“Some of his work has led to patents, such as a room temperature non catalytic process for chlorinating methane. Chemists always need to heat things in catalysts, so it’s pretty special if you can do it at room temperature without (a catalyst),” explained Gruebele, who added that Jain’s work has garnered many awards and recognitions.
In addition to G. L. Clark Professor of Physical Chemistry in the Department of Chemistry, Jain is also a University Scholar, professor of the Materials Research Lab, and an affiliate faculty member of the Department of Physics and the Illinois Quantum Information Science and Technology Center (IQUIST).
Jain’s lab specializes in the study of the interaction between energy and matter and imaging chemical phenomena on the nanoscale. His noteworthy recent contributions are discoveries of plasmon resonances in semiconductor nanocrystals and plasmonic redox catalysis for green manufacturing of chemicals.
His work has been published in over 110 papers, cited 32,000 times, and recognized, among other awards, by a Presidential Early Career Award in Science and Engineering, a Guggenheim Fellowship, the Leo Hendrik Baekeland award, the ACS Kavli Emerging Leader in Chemistry award, the Beilby medal, a Sloan Fellowship, an NSF CAREER award, and selection as an MIT TR35 inventor.

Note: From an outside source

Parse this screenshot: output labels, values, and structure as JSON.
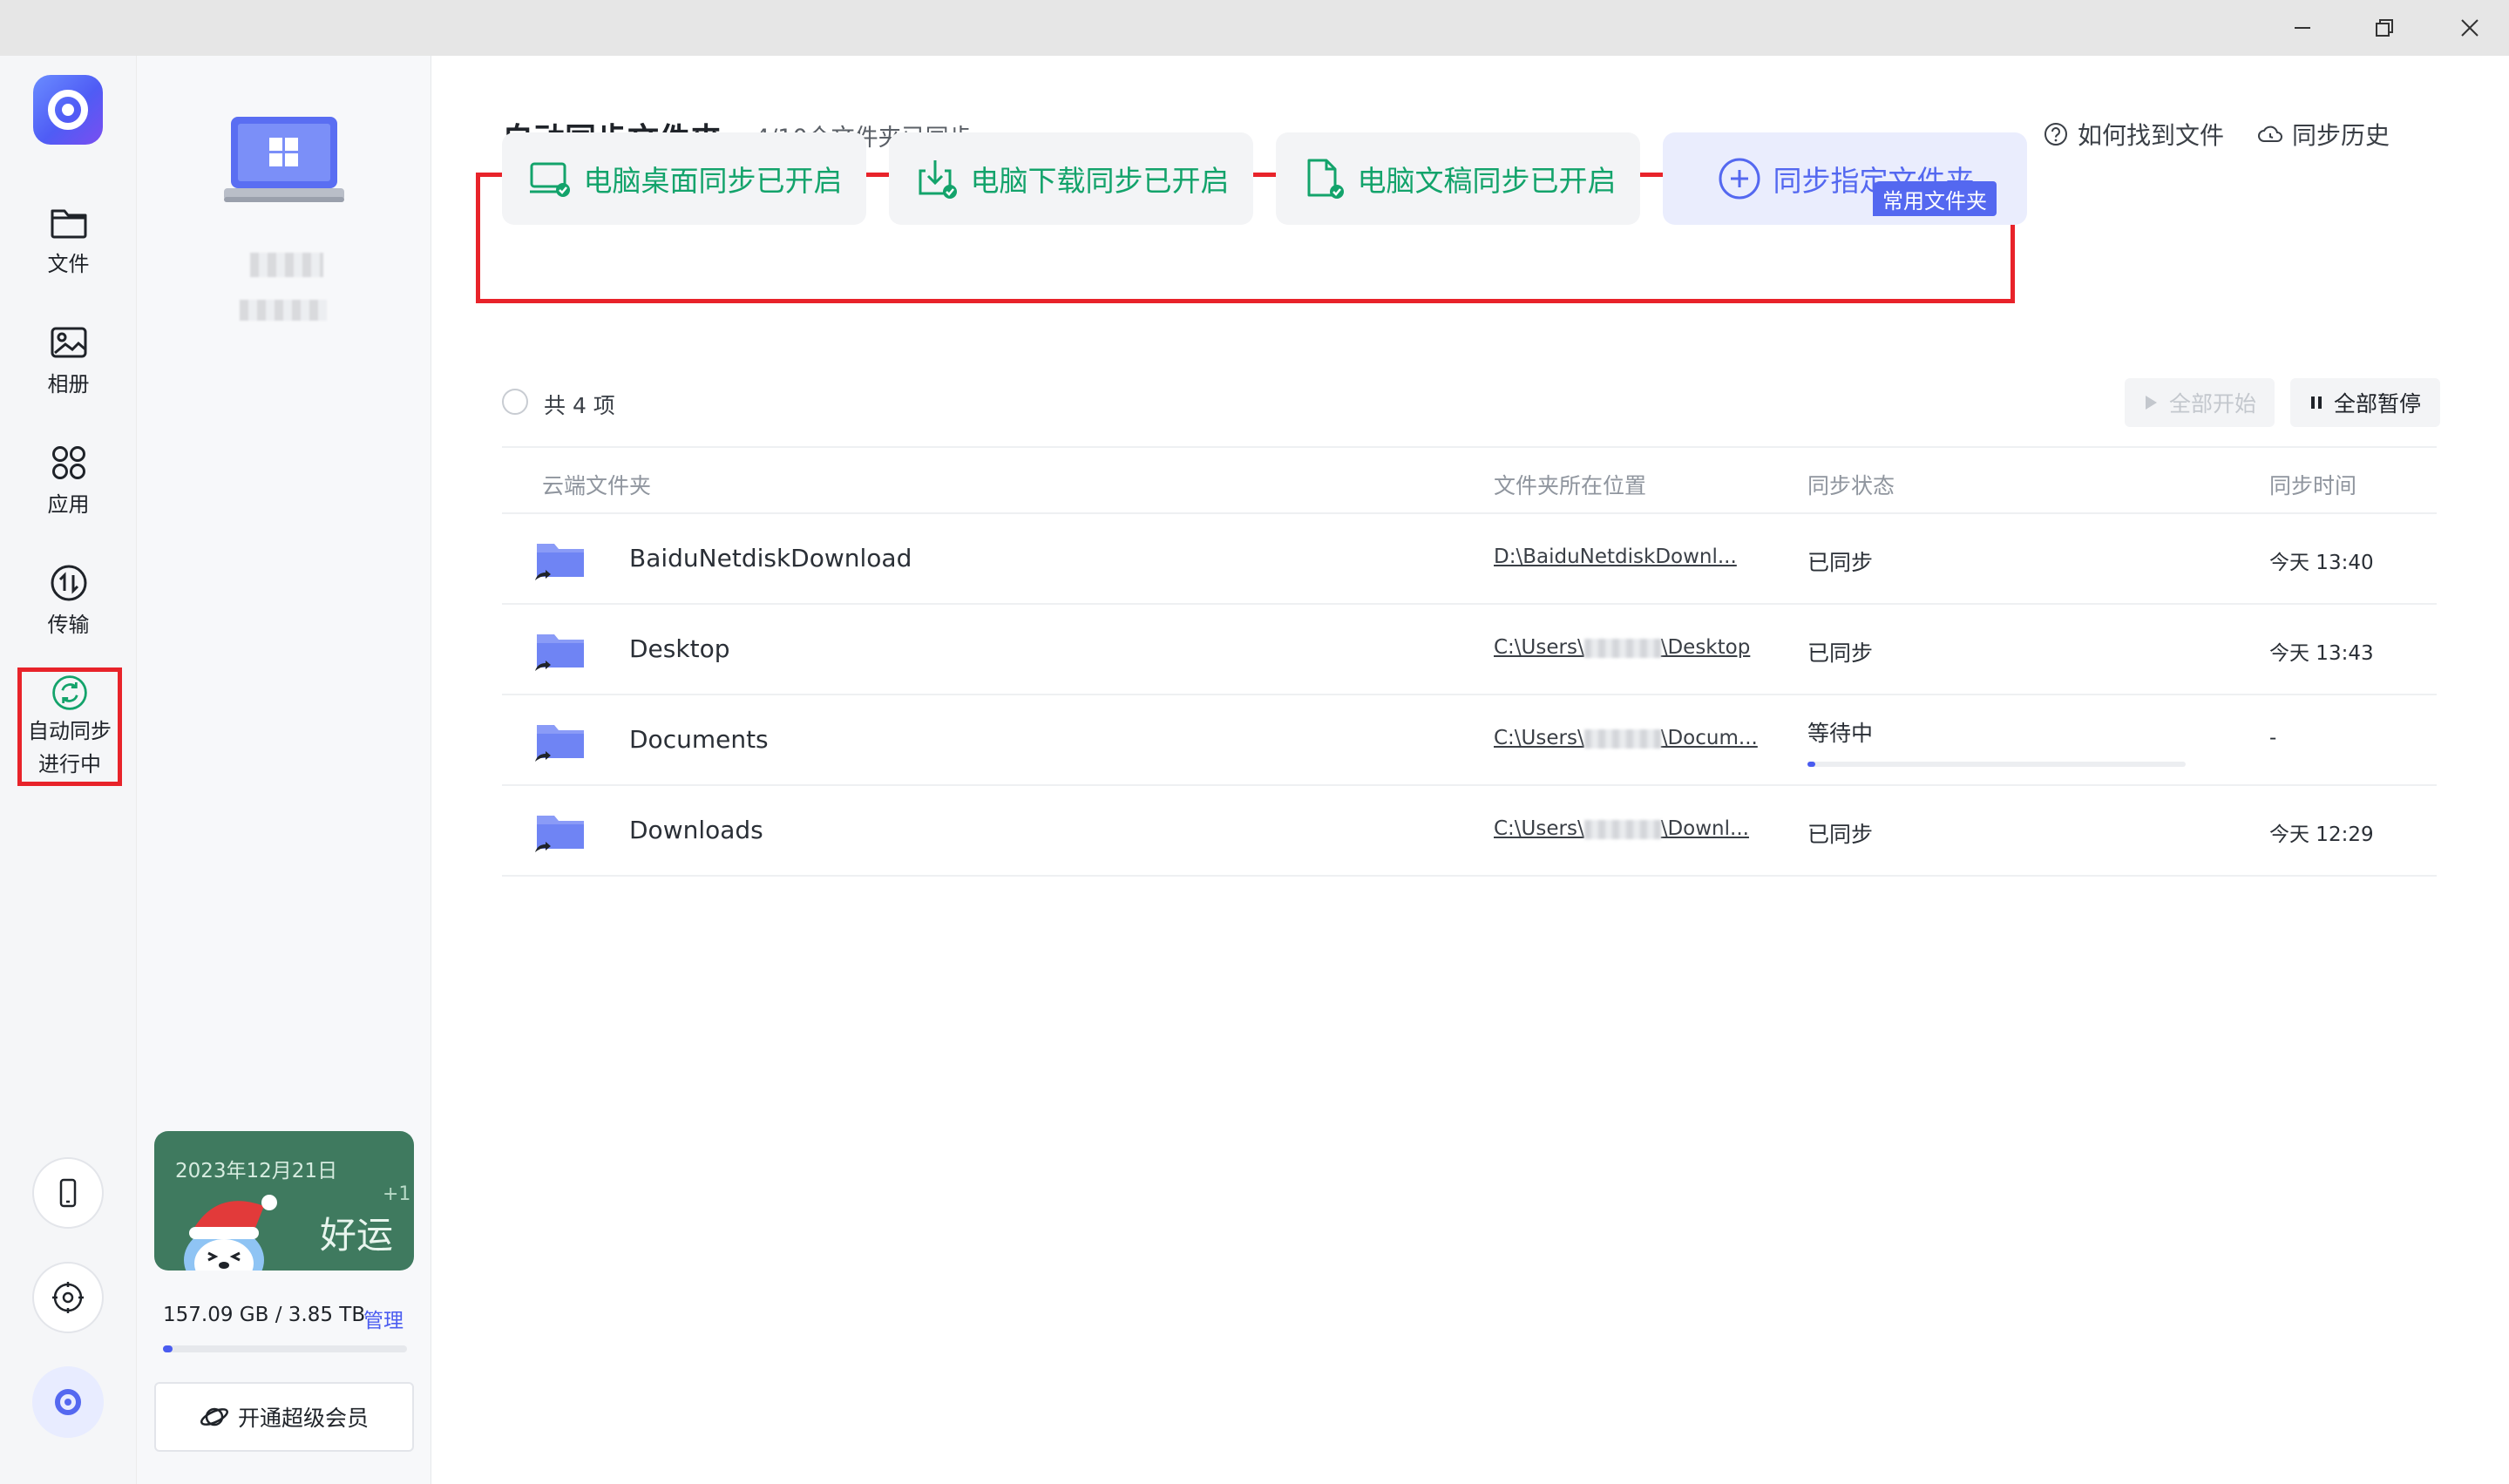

Jain is a fellow of the American Physical Society, a fellow of the Royal Society of Chemistry, a fellow of the AAAS, and a Kavli Fellow of the National Academy of Sciences. He teaches graduate and undergraduate physical chemistry for which he has received recognition, including the School of Chemical Sciences Faculty Teaching Award and a mention on UIUC’s Excellent Teachers list a dozen times and for every course he has taught. Jain has served as associate head of major projects in the Department of Chemistry and chair of the chemical physics PhD program. He also serves on the Staff Committee and as the diversity advocate for the Department of Chemistry.

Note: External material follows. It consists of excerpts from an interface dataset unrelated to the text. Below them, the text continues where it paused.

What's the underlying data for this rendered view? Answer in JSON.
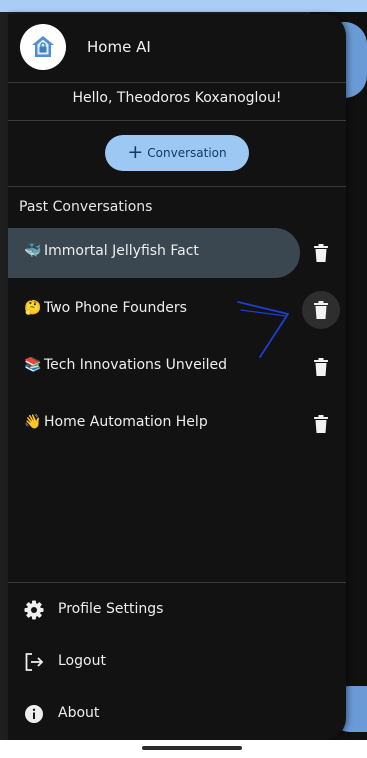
{
  "app": {
    "title": "Home AI",
    "greeting": "Hello, Theodoros Koxanoglou!"
  },
  "new_conversation": {
    "icon": "+",
    "label": "Conversation"
  },
  "past_section": {
    "title": "Past Conversations"
  },
  "conversations": [
    {
      "emoji": "🐳",
      "title": "Immortal Jellyfish Fact",
      "active": true
    },
    {
      "emoji": "🤔",
      "title": "Two Phone Founders",
      "active": false
    },
    {
      "emoji": "📚",
      "title": "Tech Innovations Unveiled",
      "active": false
    },
    {
      "emoji": "👋",
      "title": "Home Automation Help",
      "active": false
    }
  ],
  "footer": [
    {
      "icon": "gear-icon",
      "label": "Profile Settings"
    },
    {
      "icon": "logout-icon",
      "label": "Logout"
    },
    {
      "icon": "info-icon",
      "label": "About"
    }
  ],
  "colors": {
    "drawer_bg": "#121212",
    "accent_button": "#9cc8f3",
    "active_item": "#3a4750",
    "annotation_arrow": "#1d3fd0",
    "top_strip": "#a9cdf5"
  }
}
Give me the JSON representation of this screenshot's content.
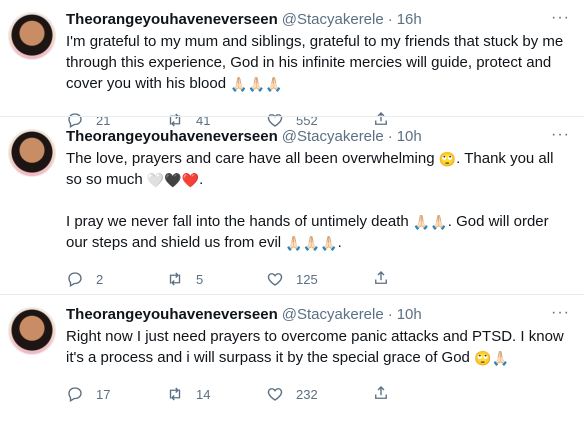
{
  "tweets": [
    {
      "name": "Theorangeyouhaveneverseen",
      "handle": "@Stacyakerele",
      "time": "16h",
      "text": "I'm grateful to my mum and siblings, grateful to my friends that stuck by me through this experience, God in his infinite mercies will guide, protect and cover you with his blood ",
      "emojis": "🙏🏻🙏🏻🙏🏻",
      "replies": "21",
      "retweets": "41",
      "likes": "552"
    },
    {
      "name": "Theorangeyouhaveneverseen",
      "handle": "@Stacyakerele",
      "time": "10h",
      "p1a": "The love, prayers and care have all been overwhelming ",
      "p1e1": "🙄",
      "p1b": ". Thank you all so so much ",
      "p1e2": "🤍🖤❤️",
      "p1c": ".",
      "p2a": "I pray we never fall into the hands of untimely death ",
      "p2e1": "🙏🏻🙏🏻",
      "p2b": ". God will order our steps and shield us from evil ",
      "p2e2": "🙏🏻🙏🏻🙏🏻",
      "p2c": ".",
      "replies": "2",
      "retweets": "5",
      "likes": "125"
    },
    {
      "name": "Theorangeyouhaveneverseen",
      "handle": "@Stacyakerele",
      "time": "10h",
      "text": "Right now I just need prayers to overcome panic attacks and PTSD. I know it's a process and i will surpass it by the special grace of God ",
      "emojis": "🙄🙏🏻",
      "replies": "17",
      "retweets": "14",
      "likes": "232"
    }
  ],
  "icons": {
    "reply": "reply-icon",
    "retweet": "retweet-icon",
    "like": "heart-icon",
    "share": "share-icon",
    "more": "more-icon"
  },
  "colors": {
    "text": "#0f1419",
    "secondary": "#5b7083",
    "border": "#e6ecf0"
  }
}
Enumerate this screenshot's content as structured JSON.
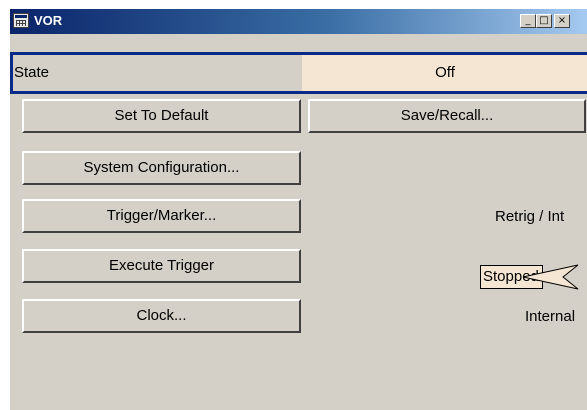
{
  "window": {
    "title": "VOR",
    "minimize_glyph": "_",
    "maximize_glyph": "□",
    "close_glyph": "×"
  },
  "state": {
    "label": "State",
    "value": "Off"
  },
  "buttons": {
    "set_to_default": "Set To Default",
    "save_recall": "Save/Recall...",
    "system_configuration": "System Configuration...",
    "trigger_marker": "Trigger/Marker...",
    "execute_trigger": "Execute Trigger",
    "clock": "Clock..."
  },
  "values": {
    "trigger_mode": "Retrig / Int",
    "trigger_status": "Stopped",
    "clock_source": "Internal"
  },
  "colors": {
    "title_gradient_start": "#0a246a",
    "state_frame": "#0a2a8a",
    "highlight_field": "#f5e6d3",
    "panel_background": "#d4d0c8"
  }
}
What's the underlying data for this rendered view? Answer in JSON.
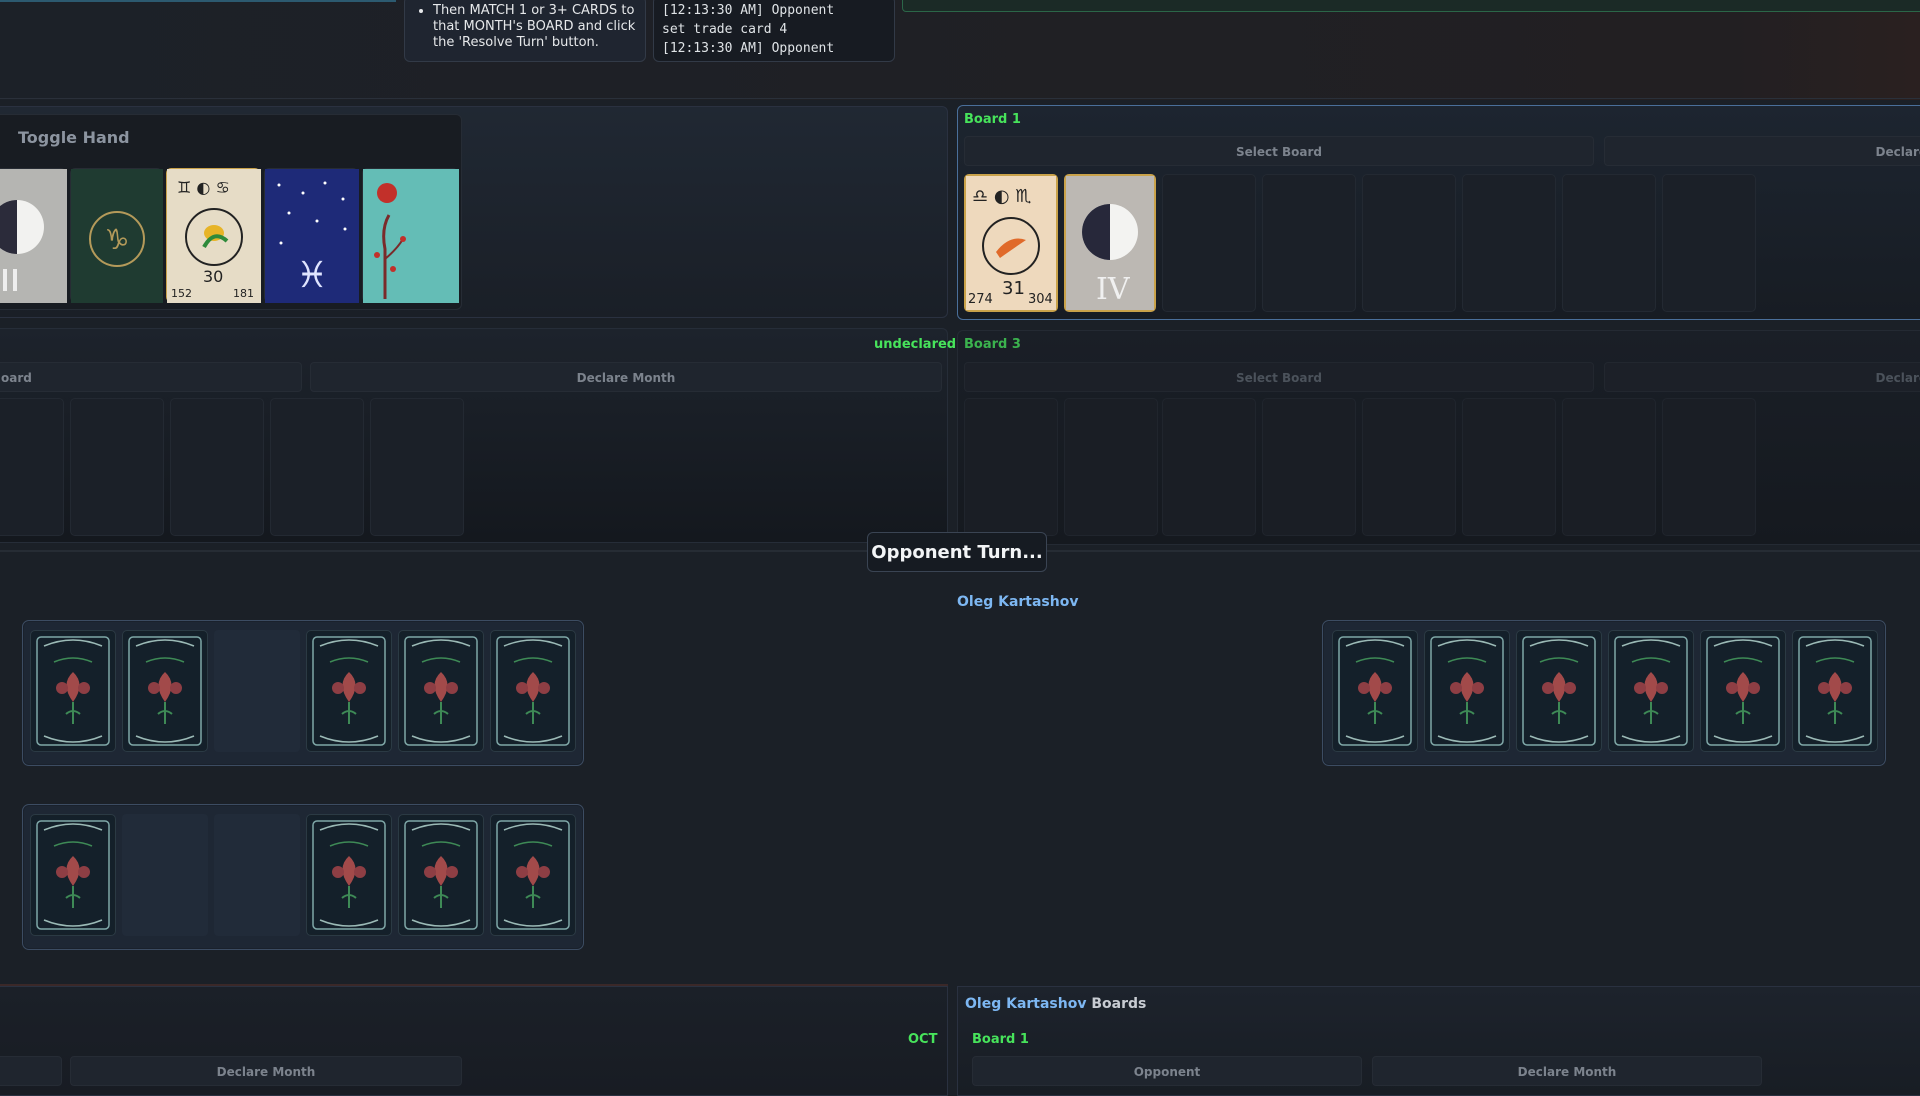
{
  "instructions": {
    "item": "Then MATCH 1 or 3+ CARDS to that MONTH's BOARD and click the 'Resolve Turn' button."
  },
  "log": {
    "lines": [
      "[12:13:30 AM] Opponent",
      "set trade card 4",
      "[12:13:30 AM] Opponent"
    ]
  },
  "hand": {
    "toggle_label": "Toggle Hand",
    "card_numbers": [
      "30",
      "152",
      "181"
    ]
  },
  "left_mid": {
    "status": "undeclared",
    "select_label": "oard",
    "declare_label": "Declare Month"
  },
  "board1": {
    "title": "Board 1",
    "select_label": "Select Board",
    "declare_label": "Declare",
    "card_numbers": [
      "31",
      "274",
      "304"
    ],
    "card_numeral": "IV"
  },
  "board3": {
    "title": "Board 3",
    "select_label": "Select Board",
    "declare_label": "Declare"
  },
  "turn_indicator": "Opponent Turn...",
  "opponent": {
    "name": "Oleg Kartashov"
  },
  "bottom_left": {
    "month": "OCT",
    "declare_label": "Declare Month"
  },
  "bottom_right": {
    "owner": "Oleg Kartashov",
    "suffix": "Boards",
    "board_title": "Board 1",
    "select_label": "Opponent",
    "declare_label": "Declare Month"
  },
  "colors": {
    "accent_green": "#47e35b",
    "player_blue": "#7db7f2",
    "card_gold": "#c9a24a"
  }
}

Jain and his spouse, Dr. Zhaleh Ghaemi, a computational biophysicist, live in Urbana with their daughter.
“My life and career would be incomplete without my wife, Zhaleh, a computational biophysicist who has her own exciting career, and ambitious scientific ventures, and yet she still makes time to support me in every possible way,” Jain said. also thanked his colleagues in the Department of Chemistry for their support.
“I feel very lucky and very fortunate that I count many friends among my colleagues,” said Jain, who then thanked the current and former members of his research group. “It’s been a privilege to see you grow personally and professionally and see you turn into independent scientists.”